Once you purchase a home, you might assume that your only homeownership cost will be your mortgage and utilities. If you have rented in the past, your landlord was likely responsible for most major repairs. However, your mortgage and rent are not one-to-one comparisons. You will also need to consider the cost of home repairs. For example, if a pipe bursts, it will be up to you to repair it and fix any related damage.
Paying for These Expenses
If you have an immediate need, you will need to fix it, whether you can currently afford it. One way of covering the costs of these expenses is to take out a home equity line of credit. It is a great way of taking care of having expenses to pay for immediately. You can review a guide on everything you need to know about going this route.
Creating a Budget
If you have a little more time before you need to perform the fix, you can start setting aside a little money here and there. It is a good idea to slowly build up a savings fund to cover emergency repairs on the house. Try to set aside a total of about one to three percent of the purchase value each year. For example, if you paid $500,000 for the house, you might put about $5,000 in the account each year. That would be just over $400 a month, or a little over $200 from each paycheck being set aside.

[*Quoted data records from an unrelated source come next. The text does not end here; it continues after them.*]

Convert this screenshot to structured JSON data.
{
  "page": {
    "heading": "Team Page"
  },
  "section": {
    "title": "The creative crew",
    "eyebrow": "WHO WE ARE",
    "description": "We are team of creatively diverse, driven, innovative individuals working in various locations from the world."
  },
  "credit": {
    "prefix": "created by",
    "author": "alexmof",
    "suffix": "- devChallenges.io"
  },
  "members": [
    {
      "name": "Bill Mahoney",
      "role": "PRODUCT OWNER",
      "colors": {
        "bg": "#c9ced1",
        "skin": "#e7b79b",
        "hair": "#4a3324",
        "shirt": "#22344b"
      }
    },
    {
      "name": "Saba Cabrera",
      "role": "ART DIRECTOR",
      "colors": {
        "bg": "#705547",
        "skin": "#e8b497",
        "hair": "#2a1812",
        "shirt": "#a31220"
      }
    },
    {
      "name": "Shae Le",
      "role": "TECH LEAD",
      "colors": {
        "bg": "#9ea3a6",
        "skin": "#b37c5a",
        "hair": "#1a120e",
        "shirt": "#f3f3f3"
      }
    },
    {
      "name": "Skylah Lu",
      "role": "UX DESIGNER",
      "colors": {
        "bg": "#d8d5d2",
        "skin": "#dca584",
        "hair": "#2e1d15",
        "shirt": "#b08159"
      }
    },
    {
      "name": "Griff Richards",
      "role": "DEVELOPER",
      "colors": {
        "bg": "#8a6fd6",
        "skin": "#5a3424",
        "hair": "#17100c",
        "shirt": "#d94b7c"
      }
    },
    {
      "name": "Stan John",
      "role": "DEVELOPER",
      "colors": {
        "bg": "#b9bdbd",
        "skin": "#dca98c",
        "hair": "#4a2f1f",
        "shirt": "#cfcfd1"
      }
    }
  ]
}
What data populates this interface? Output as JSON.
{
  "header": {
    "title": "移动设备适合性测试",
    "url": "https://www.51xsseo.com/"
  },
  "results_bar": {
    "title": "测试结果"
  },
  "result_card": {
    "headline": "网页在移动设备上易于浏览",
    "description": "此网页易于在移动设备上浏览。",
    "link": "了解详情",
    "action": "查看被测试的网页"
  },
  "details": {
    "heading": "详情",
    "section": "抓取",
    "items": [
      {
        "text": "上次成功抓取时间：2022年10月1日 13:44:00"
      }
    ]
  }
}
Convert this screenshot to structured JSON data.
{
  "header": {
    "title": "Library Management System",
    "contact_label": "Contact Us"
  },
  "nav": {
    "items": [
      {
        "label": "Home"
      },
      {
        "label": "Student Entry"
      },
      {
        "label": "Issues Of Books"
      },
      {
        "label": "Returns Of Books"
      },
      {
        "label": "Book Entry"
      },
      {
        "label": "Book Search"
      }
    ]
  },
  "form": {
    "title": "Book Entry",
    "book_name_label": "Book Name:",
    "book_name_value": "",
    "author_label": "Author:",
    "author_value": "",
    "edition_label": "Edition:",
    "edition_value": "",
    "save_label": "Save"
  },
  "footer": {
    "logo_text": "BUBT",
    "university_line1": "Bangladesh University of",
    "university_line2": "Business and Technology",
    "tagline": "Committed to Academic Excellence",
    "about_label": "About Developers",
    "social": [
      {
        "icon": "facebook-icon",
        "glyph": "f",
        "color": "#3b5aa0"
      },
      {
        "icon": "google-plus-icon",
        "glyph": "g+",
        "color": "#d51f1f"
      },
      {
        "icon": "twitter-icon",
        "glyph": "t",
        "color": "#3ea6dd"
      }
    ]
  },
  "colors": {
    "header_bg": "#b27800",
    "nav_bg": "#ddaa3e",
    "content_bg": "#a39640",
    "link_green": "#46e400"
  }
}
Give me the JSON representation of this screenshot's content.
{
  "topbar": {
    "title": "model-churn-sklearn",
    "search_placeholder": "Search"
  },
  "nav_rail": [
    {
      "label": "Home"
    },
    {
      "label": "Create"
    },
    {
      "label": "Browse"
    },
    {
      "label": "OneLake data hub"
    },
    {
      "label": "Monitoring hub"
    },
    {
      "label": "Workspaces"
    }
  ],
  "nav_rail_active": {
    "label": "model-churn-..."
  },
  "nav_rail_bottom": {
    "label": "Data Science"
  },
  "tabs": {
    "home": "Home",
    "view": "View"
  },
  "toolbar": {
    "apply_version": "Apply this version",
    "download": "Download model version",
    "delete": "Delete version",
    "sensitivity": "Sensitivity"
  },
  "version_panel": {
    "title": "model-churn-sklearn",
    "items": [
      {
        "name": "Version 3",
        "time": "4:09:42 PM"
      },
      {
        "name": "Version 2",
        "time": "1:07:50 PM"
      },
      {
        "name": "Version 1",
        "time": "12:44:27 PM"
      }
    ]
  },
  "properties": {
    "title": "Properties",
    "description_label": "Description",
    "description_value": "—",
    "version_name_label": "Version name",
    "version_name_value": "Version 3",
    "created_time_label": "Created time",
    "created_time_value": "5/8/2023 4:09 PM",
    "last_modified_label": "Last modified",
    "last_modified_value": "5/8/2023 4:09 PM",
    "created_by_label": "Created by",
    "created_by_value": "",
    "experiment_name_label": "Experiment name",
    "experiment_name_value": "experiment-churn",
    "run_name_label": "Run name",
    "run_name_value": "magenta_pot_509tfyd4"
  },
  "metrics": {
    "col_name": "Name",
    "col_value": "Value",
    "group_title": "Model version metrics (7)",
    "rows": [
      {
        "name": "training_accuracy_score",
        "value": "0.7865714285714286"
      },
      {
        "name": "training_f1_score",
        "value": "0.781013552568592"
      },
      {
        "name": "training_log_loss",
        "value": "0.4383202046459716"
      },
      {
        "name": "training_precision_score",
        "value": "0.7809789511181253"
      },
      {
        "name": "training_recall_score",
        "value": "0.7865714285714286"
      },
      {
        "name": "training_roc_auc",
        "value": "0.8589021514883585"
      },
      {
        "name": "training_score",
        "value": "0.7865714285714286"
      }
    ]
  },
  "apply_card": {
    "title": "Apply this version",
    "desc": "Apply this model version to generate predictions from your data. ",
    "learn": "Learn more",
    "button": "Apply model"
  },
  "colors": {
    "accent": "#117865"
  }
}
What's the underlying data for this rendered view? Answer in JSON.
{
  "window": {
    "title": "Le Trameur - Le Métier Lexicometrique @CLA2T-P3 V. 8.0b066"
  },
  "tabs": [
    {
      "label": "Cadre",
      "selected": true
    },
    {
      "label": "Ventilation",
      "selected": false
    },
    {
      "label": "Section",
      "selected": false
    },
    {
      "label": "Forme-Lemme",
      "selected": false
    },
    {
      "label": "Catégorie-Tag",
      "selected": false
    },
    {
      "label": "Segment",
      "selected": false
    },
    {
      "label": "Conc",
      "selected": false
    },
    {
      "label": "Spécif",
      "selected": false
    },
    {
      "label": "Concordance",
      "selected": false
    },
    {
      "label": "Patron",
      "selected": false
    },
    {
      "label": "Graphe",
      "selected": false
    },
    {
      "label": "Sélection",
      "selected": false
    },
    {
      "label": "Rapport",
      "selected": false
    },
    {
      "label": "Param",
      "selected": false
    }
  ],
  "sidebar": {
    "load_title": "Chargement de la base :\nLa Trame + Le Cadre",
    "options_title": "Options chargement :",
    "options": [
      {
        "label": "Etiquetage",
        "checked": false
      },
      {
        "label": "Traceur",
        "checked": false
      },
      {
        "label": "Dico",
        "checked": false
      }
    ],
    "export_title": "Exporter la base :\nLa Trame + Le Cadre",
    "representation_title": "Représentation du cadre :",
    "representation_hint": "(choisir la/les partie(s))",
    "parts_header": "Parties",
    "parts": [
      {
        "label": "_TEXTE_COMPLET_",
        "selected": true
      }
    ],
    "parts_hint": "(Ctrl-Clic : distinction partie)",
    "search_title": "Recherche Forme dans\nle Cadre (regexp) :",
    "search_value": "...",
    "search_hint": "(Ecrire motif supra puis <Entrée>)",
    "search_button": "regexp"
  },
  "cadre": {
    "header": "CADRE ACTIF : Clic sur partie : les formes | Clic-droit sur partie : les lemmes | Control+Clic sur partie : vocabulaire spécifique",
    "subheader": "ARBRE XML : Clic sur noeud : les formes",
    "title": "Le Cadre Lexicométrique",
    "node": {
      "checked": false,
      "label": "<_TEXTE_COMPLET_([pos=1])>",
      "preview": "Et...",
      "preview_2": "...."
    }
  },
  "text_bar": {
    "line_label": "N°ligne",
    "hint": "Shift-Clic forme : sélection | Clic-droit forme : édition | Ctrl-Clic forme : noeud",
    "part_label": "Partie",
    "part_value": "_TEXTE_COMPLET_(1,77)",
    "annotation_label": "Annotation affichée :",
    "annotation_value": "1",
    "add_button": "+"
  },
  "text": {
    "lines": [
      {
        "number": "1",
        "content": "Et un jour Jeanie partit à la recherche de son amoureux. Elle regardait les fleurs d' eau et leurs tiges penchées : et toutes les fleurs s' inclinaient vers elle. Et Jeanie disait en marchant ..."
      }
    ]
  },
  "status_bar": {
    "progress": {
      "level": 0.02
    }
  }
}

You will likely not spend this amount of money every year. For example, some years, you might only spend a percentage of that painting the exterior. But other years, you might need to spend many thousands of dollars repairing the roof. But if you even it out over the long-term, it will likely work out to about one to three percent. It is a good idea to have home maintenance checks scheduled regularly as well. Professionals can look for issues such as signs of leaky roofs or rotten pieces of wood and fix them before they become major issues. That can keep your costs down as well.
Tips for Creating a Budget
You will also want to think about your needs. For example, consider what needs to get done first and work that into the budget. There is a clear financial difference between aesthetics like adding plants to your home to improve air quality and replacing an entire HVAC system to improve air quality. So, if you know you will need to replace a large appliance at some point, get a realistic estimate of the cost and begin saving funds for that. No matter what appliances you will be replacing next, look for energy-efficient options. That can reduce the costs of utilities such as gas, water, and electricity.
It is a good idea to use credit carefully if you can’t afford the full cost at the moment. Try to cut expenses wherever possible and save yourself some money. It is a good idea to avoid getting new credit cards to fund large projects until you have tried every other option open to you. For example, you can do some minor repairs yourself.